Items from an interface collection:

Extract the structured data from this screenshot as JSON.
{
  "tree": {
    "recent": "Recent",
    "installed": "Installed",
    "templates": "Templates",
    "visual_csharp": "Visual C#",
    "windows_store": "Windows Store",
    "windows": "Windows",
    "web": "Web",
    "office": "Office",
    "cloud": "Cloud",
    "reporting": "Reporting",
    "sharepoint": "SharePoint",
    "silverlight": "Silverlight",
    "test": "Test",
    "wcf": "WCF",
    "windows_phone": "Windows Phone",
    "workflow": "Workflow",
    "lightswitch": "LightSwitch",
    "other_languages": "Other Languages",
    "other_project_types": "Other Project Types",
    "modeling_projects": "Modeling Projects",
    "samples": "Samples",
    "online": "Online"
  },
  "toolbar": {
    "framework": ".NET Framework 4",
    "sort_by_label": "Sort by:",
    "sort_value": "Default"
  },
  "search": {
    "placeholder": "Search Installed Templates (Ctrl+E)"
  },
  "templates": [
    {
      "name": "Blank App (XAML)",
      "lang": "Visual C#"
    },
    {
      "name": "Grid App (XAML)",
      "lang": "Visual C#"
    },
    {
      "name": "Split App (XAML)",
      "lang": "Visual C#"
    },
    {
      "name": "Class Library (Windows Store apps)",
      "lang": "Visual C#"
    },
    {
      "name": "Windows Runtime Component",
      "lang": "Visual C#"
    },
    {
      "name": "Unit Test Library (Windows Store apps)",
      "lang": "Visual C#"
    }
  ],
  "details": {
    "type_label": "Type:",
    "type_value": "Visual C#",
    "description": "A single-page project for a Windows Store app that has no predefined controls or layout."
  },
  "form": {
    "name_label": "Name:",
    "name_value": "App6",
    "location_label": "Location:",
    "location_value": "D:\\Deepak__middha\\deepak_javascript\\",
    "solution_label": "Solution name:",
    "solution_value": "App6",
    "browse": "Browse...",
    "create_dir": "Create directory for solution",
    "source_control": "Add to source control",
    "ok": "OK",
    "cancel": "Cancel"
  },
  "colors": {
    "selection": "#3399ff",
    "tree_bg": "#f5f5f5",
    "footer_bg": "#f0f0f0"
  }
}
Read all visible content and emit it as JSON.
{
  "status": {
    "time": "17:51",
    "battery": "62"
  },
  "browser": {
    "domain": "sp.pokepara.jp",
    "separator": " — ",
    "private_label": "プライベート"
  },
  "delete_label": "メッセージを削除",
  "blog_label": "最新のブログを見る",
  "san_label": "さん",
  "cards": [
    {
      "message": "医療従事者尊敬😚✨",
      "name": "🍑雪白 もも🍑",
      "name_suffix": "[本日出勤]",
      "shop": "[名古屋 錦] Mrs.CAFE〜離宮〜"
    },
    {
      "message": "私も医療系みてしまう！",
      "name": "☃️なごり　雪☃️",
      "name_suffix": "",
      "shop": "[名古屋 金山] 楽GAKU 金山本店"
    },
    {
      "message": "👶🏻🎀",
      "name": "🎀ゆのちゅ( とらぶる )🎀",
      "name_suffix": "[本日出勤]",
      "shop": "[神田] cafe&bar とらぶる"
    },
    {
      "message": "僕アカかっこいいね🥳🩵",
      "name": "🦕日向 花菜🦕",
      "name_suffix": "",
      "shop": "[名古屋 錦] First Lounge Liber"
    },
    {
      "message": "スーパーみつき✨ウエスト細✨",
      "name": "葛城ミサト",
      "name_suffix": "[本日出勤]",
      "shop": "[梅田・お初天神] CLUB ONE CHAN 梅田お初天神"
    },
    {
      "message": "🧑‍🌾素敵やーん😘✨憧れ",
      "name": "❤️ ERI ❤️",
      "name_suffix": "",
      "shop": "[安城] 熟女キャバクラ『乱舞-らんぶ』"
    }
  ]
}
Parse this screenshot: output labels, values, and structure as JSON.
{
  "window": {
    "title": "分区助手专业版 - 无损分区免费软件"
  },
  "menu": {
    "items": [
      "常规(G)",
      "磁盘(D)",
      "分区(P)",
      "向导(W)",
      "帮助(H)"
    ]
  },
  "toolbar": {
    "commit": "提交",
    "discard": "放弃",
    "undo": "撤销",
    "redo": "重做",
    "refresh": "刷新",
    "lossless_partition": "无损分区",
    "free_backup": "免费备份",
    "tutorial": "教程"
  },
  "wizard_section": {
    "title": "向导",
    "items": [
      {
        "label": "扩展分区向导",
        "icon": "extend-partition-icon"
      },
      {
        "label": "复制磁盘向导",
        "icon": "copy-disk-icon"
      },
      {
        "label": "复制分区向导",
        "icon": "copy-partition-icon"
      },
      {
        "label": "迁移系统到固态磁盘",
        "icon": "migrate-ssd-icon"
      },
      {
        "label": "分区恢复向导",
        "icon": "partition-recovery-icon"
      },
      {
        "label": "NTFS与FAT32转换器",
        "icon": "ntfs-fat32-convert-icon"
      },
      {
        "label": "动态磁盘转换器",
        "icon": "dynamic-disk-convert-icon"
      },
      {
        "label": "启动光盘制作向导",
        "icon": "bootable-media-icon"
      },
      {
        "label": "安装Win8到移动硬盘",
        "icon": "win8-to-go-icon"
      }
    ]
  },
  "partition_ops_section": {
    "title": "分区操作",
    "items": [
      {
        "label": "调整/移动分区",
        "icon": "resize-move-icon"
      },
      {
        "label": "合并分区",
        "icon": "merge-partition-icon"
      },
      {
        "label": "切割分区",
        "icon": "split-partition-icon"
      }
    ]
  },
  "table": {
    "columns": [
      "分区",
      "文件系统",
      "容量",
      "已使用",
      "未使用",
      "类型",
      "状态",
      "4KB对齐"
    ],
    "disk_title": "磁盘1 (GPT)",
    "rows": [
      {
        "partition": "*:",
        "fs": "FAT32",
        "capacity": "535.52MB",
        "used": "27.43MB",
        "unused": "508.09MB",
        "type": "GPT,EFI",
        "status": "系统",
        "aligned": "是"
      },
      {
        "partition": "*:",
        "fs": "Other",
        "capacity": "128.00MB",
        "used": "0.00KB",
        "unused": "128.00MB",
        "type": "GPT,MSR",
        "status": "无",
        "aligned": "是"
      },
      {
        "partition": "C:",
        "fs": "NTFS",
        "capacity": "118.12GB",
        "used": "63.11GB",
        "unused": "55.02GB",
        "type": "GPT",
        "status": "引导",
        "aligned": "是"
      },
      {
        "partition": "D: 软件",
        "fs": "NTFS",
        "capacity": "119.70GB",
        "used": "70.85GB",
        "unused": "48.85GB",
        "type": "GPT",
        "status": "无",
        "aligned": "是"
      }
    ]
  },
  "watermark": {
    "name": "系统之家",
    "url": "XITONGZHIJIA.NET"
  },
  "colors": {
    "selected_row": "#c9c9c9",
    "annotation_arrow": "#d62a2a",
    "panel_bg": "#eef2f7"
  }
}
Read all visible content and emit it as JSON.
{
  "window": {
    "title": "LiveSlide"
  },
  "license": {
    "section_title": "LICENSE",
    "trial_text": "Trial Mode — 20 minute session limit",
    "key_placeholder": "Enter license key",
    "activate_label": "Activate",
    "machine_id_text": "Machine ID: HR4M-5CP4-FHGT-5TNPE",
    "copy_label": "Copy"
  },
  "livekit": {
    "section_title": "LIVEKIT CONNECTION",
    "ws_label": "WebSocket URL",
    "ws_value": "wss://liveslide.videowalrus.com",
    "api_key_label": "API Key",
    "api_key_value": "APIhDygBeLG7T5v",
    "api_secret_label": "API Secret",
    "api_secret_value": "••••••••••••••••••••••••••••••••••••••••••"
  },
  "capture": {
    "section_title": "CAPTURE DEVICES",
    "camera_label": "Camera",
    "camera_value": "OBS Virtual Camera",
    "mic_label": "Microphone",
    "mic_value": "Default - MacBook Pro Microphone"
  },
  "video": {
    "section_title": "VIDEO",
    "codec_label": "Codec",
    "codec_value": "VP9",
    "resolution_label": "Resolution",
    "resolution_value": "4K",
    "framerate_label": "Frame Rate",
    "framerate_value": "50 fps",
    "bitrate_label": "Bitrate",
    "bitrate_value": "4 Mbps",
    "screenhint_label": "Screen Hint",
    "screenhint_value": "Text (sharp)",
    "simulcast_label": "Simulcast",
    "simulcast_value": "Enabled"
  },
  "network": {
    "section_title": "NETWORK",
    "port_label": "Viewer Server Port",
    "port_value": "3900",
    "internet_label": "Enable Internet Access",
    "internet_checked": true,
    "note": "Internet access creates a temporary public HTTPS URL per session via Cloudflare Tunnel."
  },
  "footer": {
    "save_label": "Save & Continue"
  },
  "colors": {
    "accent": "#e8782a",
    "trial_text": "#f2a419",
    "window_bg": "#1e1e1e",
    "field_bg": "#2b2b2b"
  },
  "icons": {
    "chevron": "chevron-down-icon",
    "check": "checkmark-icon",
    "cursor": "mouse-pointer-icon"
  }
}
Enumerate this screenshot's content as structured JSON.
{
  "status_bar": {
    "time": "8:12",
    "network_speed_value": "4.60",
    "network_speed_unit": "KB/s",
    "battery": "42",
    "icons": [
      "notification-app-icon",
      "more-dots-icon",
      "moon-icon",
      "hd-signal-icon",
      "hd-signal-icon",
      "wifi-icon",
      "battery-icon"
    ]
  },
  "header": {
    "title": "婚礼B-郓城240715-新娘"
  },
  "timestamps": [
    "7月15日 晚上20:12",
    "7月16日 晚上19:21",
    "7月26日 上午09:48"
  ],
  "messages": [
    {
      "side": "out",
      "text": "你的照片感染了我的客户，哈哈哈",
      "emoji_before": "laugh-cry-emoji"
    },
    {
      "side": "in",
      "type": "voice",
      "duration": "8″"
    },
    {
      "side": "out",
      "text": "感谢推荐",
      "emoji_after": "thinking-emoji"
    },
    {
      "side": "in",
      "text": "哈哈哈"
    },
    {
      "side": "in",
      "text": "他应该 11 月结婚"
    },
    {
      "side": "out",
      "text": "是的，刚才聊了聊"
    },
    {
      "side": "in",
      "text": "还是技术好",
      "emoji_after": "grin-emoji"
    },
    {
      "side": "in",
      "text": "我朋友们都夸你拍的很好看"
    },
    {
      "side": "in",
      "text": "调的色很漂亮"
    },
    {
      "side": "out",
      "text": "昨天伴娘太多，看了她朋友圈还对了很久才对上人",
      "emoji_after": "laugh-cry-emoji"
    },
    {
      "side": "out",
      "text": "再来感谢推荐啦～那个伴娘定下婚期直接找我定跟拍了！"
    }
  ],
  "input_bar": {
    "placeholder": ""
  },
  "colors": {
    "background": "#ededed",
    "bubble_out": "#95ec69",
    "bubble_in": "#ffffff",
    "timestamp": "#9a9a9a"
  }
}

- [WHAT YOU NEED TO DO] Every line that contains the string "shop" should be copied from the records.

- [ANSWER AREA]
      "shop": "[名古屋 錦] Mrs.CAFE〜離宮〜"
      "shop": "[名古屋 金山] 楽GAKU 金山本店"
      "shop": "[神田] cafe&bar とらぶる"
      "shop": "[名古屋 錦] First Lounge Liber"
      "shop": "[梅田・お初天神] CLUB ONE CHAN 梅田お初天神"
      "shop": "[安城] 熟女キャバクラ『乱舞-らんぶ』"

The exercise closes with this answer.